Assignment - Nothing in the data should be left out or altered when it is retyped.

╔══

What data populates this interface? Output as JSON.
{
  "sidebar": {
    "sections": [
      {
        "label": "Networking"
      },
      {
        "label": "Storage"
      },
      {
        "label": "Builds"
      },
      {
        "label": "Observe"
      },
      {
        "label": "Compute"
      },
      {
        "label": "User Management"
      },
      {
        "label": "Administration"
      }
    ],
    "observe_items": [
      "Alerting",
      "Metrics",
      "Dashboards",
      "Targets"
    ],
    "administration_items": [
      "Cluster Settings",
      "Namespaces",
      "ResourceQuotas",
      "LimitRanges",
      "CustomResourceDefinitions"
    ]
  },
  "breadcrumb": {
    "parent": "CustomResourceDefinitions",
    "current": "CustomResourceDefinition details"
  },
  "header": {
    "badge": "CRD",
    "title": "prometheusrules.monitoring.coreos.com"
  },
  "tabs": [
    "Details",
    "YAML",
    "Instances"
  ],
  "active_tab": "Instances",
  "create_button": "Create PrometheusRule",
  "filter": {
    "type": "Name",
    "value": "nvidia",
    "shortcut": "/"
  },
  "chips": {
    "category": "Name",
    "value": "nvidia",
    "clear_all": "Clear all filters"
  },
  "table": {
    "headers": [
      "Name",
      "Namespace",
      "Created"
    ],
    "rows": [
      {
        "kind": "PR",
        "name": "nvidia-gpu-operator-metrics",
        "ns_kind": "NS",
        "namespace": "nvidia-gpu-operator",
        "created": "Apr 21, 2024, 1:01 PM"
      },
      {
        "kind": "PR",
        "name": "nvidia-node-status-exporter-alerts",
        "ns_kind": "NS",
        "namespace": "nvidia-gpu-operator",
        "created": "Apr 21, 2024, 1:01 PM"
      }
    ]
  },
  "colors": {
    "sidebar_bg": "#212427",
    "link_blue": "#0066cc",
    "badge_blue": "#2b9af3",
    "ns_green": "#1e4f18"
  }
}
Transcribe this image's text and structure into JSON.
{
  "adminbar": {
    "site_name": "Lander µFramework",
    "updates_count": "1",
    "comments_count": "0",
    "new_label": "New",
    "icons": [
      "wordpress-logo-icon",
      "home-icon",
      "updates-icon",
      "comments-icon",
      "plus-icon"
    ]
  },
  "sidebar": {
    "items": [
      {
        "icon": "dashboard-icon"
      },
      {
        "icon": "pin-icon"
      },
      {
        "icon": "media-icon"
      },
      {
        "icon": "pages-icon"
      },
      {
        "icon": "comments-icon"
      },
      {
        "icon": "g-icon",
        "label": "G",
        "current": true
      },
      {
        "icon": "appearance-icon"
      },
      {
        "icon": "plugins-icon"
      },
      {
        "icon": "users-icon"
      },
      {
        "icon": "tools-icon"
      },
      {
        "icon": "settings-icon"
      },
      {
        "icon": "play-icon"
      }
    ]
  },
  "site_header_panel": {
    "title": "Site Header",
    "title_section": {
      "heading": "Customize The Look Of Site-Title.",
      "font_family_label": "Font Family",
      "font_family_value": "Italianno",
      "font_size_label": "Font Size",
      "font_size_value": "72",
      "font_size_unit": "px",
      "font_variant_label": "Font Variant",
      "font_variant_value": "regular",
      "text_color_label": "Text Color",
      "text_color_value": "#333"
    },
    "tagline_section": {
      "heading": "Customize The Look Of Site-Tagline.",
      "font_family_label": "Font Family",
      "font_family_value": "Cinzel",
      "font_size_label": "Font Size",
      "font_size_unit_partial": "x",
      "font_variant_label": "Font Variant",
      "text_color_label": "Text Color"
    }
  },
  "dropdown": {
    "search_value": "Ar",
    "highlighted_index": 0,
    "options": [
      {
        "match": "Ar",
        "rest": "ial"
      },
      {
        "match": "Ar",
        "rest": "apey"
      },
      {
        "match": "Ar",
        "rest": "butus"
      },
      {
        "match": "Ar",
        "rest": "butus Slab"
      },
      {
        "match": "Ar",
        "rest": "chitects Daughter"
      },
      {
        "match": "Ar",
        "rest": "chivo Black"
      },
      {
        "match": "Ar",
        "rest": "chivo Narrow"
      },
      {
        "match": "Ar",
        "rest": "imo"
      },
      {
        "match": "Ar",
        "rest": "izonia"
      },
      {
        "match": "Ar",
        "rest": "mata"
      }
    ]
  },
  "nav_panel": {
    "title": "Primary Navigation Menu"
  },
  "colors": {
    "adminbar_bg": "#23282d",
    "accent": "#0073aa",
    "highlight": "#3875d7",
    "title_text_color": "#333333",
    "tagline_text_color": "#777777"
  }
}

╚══

Solution for this exercise -
What data populates this interface? Output as JSON.
{
  "sidebar": {
    "sections": [
      {
        "label": "Networking"
      },
      {
        "label": "Storage"
      },
      {
        "label": "Builds"
      },
      {
        "label": "Observe"
      },
      {
        "label": "Compute"
      },
      {
        "label": "User Management"
      },
      {
        "label": "Administration"
      }
    ],
    "observe_items": [
      "Alerting",
      "Metrics",
      "Dashboards",
      "Targets"
    ],
    "administration_items": [
      "Cluster Settings",
      "Namespaces",
      "ResourceQuotas",
      "LimitRanges",
      "CustomResourceDefinitions"
    ]
  },
  "breadcrumb": {
    "parent": "CustomResourceDefinitions",
    "current": "CustomResourceDefinition details"
  },
  "header": {
    "badge": "CRD",
    "title": "prometheusrules.monitoring.coreos.com"
  },
  "tabs": [
    "Details",
    "YAML",
    "Instances"
  ],
  "active_tab": "Instances",
  "create_button": "Create PrometheusRule",
  "filter": {
    "type": "Name",
    "value": "nvidia",
    "shortcut": "/"
  },
  "chips": {
    "category": "Name",
    "value": "nvidia",
    "clear_all": "Clear all filters"
  },
  "table": {
    "headers": [
      "Name",
      "Namespace",
      "Created"
    ],
    "rows": [
      {
        "kind": "PR",
        "name": "nvidia-gpu-operator-metrics",
        "ns_kind": "NS",
        "namespace": "nvidia-gpu-operator",
        "created": "Apr 21, 2024, 1:01 PM"
      },
      {
        "kind": "PR",
        "name": "nvidia-node-status-exporter-alerts",
        "ns_kind": "NS",
        "namespace": "nvidia-gpu-operator",
        "created": "Apr 21, 2024, 1:01 PM"
      }
    ]
  },
  "colors": {
    "sidebar_bg": "#212427",
    "link_blue": "#0066cc",
    "badge_blue": "#2b9af3",
    "ns_green": "#1e4f18"
  }
}
Transcribe this image's text and structure into JSON.
{
  "adminbar": {
    "site_name": "Lander µFramework",
    "updates_count": "1",
    "comments_count": "0",
    "new_label": "New",
    "icons": [
      "wordpress-logo-icon",
      "home-icon",
      "updates-icon",
      "comments-icon",
      "plus-icon"
    ]
  },
  "sidebar": {
    "items": [
      {
        "icon": "dashboard-icon"
      },
      {
        "icon": "pin-icon"
      },
      {
        "icon": "media-icon"
      },
      {
        "icon": "pages-icon"
      },
      {
        "icon": "comments-icon"
      },
      {
        "icon": "g-icon",
        "label": "G",
        "current": true
      },
      {
        "icon": "appearance-icon"
      },
      {
        "icon": "plugins-icon"
      },
      {
        "icon": "users-icon"
      },
      {
        "icon": "tools-icon"
      },
      {
        "icon": "settings-icon"
      },
      {
        "icon": "play-icon"
      }
    ]
  },
  "site_header_panel": {
    "title": "Site Header",
    "title_section": {
      "heading": "Customize The Look Of Site-Title.",
      "font_family_label": "Font Family",
      "font_family_value": "Italianno",
      "font_size_label": "Font Size",
      "font_size_value": "72",
      "font_size_unit": "px",
      "font_variant_label": "Font Variant",
      "font_variant_value": "regular",
      "text_color_label": "Text Color",
      "text_color_value": "#333"
    },
    "tagline_section": {
      "heading": "Customize The Look Of Site-Tagline.",
      "font_family_label": "Font Family",
      "font_family_value": "Cinzel",
      "font_size_label": "Font Size",
      "font_size_unit_partial": "x",
      "font_variant_label": "Font Variant",
      "text_color_label": "Text Color"
    }
  },
  "dropdown": {
    "search_value": "Ar",
    "highlighted_index": 0,
    "options": [
      {
        "match": "Ar",
        "rest": "ial"
      },
      {
        "match": "Ar",
        "rest": "apey"
      },
      {
        "match": "Ar",
        "rest": "butus"
      },
      {
        "match": "Ar",
        "rest": "butus Slab"
      },
      {
        "match": "Ar",
        "rest": "chitects Daughter"
      },
      {
        "match": "Ar",
        "rest": "chivo Black"
      },
      {
        "match": "Ar",
        "rest": "chivo Narrow"
      },
      {
        "match": "Ar",
        "rest": "imo"
      },
      {
        "match": "Ar",
        "rest": "izonia"
      },
      {
        "match": "Ar",
        "rest": "mata"
      }
    ]
  },
  "nav_panel": {
    "title": "Primary Navigation Menu"
  },
  "colors": {
    "adminbar_bg": "#23282d",
    "accent": "#0073aa",
    "highlight": "#3875d7",
    "title_text_color": "#333333",
    "tagline_text_color": "#777777"
  }
}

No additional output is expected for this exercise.